3. Hard Wood Species

Some wood species are inherently harder and more durable compared to others, so you should also keep this in mind when selecting hardwood floor. Brazilian Walnut for example is much tougher than American Cherry. We would recommend the former not only for homes with pets, but also for high traffic areas. Other hardwoods with good hardness rating include: White Oak, Maple, Hickory, Amendoim, Brazilian Cherry and Mahogany.

4. Acrylic Impregnated Flooring

There are some manufactures that offer additional protective layers that are acrylic impregnated. These types of flooring are treated with sealant and acrylic all throughout the wood, including the pores inside. This makes the wood more durable and more resistant to moisture, dents and scratches. The only drawback with acrylic impregnated floors is that they are much more expensive than the regular prefinished hardwoods. They are commonly used in commercial projects like gyms, bars, restaurants, shopping malls and airports.

5. Additional Coats of Finish

You may opt for having additional coats of finish to your floor with oil-based or water-based polyurethane. However, this may void the warranty of the pre-finished floor that you purchased.¬†Therefore, ask the manufacturer for recommendations on how to add extra protection for your floor if you think the prefinished one isn’t enough.

Prevention and Maintenance

1. Proper Training

Giving your dog proper training can save you from a lot of trouble. It is a positive and fun way to letting your dog learn new things, including potty training. You need to set a regular schedule to bring him outside and do his business. You can also temporarily use training potty pads and place them in spots where your dog accidentally urinates. The best potty pads are quick-drying and can absorb lots of liquids, preventing it from seeping through to the hardwood. Should there be unforeseen accidents that happen directly on your floor, make sure to clean the surface right away.

2. Clipped and Trimmed

Dog scratches on hardwood are less likely to happen when the nails of your dog are regularly clipped and trimmed. Not only that, long unclipped nails can easily rip your furniture. Also note that larger breeds will do more damage than the small ones. You can place mats near doors and other areas, to help lessen the debris from the feet of your dog.

3. Mats at Eating Area

It is recommended to have a waterproof mat made of rubber, under food and water bowls to protect the floor underneath from spillage. This will also prevent the bowls from moving around, which could also cause water and food spillage. Lastly, buy sturdy dog bowls or dishes so they won’t fall over easily.

4. Regular Repair and Maintenance

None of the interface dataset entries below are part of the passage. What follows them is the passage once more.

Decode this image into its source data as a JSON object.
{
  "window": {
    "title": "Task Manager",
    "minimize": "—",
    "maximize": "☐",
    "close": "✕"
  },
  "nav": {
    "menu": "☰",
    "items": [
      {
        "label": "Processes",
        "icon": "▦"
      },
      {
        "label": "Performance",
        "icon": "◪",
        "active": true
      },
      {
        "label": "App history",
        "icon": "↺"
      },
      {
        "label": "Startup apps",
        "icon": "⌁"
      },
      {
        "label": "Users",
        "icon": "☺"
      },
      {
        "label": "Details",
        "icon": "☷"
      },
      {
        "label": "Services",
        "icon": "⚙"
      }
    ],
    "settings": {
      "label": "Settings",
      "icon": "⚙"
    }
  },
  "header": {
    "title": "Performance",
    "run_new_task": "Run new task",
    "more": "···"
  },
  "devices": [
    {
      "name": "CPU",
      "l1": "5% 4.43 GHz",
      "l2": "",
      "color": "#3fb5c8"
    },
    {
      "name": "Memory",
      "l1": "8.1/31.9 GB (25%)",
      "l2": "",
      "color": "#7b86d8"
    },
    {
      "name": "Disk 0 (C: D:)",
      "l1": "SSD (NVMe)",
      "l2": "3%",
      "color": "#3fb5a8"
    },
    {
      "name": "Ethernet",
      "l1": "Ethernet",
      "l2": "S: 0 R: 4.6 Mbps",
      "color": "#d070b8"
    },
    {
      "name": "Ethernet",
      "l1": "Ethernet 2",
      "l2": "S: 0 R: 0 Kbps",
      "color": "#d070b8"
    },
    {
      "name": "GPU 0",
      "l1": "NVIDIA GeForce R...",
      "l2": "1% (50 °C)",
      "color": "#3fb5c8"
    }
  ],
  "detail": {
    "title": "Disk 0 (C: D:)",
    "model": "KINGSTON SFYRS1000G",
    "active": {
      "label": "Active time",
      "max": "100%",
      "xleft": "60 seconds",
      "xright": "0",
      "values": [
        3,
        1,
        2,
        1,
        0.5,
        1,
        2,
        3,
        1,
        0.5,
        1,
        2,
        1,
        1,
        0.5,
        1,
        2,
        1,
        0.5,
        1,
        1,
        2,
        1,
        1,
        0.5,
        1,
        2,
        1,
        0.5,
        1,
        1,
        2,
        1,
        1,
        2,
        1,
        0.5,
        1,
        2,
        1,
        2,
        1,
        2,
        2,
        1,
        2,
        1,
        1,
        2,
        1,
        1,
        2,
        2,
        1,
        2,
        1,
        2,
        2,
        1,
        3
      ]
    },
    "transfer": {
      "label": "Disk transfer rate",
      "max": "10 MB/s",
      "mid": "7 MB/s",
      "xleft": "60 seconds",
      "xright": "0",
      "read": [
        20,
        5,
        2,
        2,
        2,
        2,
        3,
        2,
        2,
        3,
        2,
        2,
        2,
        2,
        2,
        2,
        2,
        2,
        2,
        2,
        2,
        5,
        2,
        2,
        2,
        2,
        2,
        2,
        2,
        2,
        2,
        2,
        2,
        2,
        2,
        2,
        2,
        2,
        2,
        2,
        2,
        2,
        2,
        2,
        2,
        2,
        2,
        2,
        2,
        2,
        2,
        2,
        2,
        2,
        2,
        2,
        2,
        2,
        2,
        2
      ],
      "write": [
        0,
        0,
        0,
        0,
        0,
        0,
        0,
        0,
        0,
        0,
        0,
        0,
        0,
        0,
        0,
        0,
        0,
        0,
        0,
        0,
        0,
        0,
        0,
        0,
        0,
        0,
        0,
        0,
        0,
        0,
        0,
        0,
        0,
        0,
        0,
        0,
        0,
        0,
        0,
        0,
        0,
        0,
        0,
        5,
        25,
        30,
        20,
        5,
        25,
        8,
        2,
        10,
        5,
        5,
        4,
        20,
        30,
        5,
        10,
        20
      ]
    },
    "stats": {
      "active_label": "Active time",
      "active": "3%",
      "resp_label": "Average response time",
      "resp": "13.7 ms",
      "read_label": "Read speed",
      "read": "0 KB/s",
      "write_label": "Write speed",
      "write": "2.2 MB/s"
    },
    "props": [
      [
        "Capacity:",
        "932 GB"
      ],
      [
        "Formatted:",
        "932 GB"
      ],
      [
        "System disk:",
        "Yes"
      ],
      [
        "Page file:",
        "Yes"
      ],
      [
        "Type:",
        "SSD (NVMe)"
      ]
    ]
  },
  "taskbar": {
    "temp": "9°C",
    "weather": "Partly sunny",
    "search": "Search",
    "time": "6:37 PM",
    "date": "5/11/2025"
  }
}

The sooner you attend to repair dog scratches on your hardwood floor, the lesser problems you have to deal with if there are any future accidents. Let’s say prevention didn’t work and you notice a scratch on your floor - you can still fix it with a stained marker with a color similar to your floor. If it’s a deep scratch, you will need to go to the next level, which is to use a wood filler, sand it down, and restain the affected portion of the floor. If you’re not sure about the stain color, start light before going darker. If a large area is affected, you would have to sand, restain and then recoat with polyurethane. Matching the existing color of the polyurethane is tricky. Make sure you know if it’s glossy, semigloss or satin. If there are hard-to-remove stains due to dog urine, you may have to replace the affected wood boards if the damage is severe.

Conclusion

Having a wonderful-looking hardwood floor with dogs around can be challenging and requires more attention than usual. Protecting your hardwood floor from scratches is a combination of keeping your dog well-groomed, and putting different types of protection around your home. And of course more frequent cleaning and maintenance is needed if you want to enjoy your hardwood floor at its best.

Do you have hardwood flooring and dogs at home? How has it worked for you so far? Please share your experience by contacting us.

Related Content:

Engineered Wood Flooring - Discover its Pros and Cons compared to Solid Hardwood Flooring and Laminate Flooring

renovatethat.com